* [TASK BRIEF] Go through the entries below and collect each line with the string "JSON" in it.

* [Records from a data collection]
┌──
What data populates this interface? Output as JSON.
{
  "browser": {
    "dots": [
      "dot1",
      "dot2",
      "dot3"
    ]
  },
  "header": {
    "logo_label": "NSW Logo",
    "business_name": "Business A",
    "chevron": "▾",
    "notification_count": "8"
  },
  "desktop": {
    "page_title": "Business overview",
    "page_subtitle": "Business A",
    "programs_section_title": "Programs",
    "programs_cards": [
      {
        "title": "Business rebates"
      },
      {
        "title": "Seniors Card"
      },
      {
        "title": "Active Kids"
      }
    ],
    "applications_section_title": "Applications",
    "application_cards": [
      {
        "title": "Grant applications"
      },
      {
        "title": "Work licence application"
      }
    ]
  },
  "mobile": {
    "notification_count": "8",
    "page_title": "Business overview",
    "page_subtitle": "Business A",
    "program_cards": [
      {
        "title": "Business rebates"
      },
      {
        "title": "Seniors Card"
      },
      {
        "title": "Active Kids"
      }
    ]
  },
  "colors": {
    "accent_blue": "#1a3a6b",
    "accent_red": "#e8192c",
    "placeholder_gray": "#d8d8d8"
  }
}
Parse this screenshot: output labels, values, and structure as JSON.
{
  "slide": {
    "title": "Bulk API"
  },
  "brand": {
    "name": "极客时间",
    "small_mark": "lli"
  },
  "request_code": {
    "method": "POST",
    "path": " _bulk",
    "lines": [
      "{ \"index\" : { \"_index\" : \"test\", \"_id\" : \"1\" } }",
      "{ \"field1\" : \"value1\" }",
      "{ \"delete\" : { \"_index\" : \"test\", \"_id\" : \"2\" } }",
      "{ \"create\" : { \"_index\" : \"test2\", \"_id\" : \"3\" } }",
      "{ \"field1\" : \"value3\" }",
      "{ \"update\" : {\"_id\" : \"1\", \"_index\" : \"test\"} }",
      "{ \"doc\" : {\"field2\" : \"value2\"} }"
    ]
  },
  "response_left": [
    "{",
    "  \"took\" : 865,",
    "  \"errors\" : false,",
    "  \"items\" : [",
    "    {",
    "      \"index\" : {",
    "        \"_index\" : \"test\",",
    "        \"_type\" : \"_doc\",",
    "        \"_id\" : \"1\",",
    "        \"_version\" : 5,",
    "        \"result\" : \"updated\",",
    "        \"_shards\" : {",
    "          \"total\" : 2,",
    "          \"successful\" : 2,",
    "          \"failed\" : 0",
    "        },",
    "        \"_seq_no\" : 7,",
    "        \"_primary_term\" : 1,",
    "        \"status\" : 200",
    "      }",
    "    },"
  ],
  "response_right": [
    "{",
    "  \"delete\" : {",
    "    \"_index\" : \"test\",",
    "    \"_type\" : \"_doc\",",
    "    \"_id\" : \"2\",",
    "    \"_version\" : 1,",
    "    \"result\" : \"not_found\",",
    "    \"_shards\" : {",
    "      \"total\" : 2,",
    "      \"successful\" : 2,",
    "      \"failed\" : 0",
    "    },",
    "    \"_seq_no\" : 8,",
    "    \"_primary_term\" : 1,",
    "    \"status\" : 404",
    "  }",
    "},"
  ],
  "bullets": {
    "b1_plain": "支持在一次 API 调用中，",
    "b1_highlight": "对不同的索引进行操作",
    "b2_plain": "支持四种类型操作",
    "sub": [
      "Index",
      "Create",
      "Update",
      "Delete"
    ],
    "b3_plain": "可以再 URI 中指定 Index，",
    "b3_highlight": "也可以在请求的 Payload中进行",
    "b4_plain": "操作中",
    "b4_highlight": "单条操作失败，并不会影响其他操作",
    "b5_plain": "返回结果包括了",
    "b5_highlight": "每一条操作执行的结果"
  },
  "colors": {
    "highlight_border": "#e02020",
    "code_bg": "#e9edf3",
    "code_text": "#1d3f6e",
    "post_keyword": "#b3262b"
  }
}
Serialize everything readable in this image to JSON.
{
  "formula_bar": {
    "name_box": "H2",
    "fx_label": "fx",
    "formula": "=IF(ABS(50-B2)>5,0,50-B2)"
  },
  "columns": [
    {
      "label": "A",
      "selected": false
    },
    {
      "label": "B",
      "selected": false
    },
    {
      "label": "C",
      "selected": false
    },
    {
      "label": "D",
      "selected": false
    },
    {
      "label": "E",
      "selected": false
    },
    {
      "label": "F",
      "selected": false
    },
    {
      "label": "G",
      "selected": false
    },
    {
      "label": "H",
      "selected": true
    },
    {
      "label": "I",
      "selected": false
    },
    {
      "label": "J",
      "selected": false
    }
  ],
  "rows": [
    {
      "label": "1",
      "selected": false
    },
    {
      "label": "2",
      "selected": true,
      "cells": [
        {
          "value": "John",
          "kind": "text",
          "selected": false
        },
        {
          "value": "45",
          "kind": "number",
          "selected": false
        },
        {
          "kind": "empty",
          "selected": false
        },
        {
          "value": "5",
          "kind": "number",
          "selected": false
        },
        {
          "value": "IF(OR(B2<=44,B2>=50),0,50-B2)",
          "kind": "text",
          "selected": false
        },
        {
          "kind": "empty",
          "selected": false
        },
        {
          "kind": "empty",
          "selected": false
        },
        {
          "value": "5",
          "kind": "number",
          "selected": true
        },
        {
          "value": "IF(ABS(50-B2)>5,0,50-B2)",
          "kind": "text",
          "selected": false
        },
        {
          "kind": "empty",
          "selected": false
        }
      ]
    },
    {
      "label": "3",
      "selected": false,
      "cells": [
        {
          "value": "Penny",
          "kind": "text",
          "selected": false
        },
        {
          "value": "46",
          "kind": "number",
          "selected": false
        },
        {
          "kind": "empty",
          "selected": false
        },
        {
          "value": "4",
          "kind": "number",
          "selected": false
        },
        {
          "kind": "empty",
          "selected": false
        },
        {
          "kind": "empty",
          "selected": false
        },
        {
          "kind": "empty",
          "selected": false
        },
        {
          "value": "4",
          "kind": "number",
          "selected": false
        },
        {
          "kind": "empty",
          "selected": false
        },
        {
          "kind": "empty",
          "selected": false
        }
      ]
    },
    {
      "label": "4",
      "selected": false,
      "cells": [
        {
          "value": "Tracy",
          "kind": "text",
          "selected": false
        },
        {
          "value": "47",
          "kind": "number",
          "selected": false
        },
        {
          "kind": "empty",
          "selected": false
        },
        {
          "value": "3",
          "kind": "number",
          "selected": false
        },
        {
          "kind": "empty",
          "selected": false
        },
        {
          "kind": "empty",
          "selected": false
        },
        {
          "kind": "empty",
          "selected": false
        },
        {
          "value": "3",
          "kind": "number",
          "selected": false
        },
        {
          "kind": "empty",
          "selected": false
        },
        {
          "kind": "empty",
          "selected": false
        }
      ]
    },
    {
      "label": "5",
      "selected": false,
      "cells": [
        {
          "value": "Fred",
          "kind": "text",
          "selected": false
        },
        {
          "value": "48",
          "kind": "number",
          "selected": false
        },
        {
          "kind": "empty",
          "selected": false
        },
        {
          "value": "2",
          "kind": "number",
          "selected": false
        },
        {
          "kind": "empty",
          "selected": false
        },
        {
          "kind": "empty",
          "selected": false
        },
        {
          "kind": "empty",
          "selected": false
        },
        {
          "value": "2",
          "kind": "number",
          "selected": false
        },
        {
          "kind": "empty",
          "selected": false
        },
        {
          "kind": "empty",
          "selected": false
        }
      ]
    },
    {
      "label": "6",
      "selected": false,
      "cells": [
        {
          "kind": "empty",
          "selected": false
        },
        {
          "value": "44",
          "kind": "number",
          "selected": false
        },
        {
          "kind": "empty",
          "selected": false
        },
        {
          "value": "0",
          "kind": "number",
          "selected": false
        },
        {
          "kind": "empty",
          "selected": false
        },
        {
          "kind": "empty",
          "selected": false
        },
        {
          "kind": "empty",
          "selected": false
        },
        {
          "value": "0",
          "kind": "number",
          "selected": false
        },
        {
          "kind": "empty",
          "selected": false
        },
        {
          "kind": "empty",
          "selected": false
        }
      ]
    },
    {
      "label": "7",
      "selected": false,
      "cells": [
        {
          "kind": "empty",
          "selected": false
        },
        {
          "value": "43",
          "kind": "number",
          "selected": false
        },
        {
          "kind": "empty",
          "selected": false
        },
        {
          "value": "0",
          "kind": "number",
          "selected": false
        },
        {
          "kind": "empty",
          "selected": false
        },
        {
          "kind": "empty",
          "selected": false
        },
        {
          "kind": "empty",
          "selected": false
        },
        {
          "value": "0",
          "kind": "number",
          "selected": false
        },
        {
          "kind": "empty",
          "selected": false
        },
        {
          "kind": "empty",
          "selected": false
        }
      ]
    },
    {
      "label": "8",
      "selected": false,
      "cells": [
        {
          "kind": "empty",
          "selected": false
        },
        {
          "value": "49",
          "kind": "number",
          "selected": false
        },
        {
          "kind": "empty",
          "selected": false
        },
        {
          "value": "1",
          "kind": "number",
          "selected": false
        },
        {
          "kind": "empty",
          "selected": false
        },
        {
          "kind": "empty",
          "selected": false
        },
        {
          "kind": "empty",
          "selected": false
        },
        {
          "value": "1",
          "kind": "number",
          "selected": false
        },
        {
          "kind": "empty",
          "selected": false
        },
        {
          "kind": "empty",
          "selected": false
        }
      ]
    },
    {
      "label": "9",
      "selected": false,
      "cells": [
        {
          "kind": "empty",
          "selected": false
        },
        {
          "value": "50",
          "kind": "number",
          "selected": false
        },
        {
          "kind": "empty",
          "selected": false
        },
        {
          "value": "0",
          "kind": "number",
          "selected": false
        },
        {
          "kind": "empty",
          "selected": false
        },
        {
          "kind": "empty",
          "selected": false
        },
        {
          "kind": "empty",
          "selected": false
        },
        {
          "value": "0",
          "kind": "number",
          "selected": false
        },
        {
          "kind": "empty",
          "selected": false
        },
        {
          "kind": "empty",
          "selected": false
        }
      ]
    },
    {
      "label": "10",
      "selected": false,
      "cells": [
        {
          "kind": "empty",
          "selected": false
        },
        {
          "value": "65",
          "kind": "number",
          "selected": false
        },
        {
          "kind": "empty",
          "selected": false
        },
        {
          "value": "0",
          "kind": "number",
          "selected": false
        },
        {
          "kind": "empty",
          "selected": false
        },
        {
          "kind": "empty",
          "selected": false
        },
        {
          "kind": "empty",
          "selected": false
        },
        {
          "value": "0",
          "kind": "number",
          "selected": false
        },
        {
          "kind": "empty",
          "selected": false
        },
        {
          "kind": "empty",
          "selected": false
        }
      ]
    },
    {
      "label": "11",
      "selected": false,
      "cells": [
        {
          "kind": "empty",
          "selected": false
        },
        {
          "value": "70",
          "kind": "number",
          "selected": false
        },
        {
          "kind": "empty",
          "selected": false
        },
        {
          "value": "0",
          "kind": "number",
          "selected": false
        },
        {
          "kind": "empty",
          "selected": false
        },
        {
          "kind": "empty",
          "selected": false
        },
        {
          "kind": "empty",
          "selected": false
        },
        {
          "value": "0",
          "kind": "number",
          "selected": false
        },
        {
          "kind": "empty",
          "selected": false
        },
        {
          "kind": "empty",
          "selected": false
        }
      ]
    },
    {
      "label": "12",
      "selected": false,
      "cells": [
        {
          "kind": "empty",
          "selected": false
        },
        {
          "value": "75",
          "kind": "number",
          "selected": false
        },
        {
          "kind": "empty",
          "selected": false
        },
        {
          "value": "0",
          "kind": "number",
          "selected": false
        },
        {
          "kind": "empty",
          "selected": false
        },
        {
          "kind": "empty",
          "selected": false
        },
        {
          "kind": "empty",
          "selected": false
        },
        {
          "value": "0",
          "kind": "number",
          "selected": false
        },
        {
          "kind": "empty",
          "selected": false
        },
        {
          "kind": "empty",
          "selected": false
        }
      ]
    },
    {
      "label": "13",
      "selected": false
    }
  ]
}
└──
* [RESPONSE BOX]
What data populates this interface? Output as JSON.
Parse this screenshot: output labels, values, and structure as JSON.
Serialize everything readable in this image to JSON.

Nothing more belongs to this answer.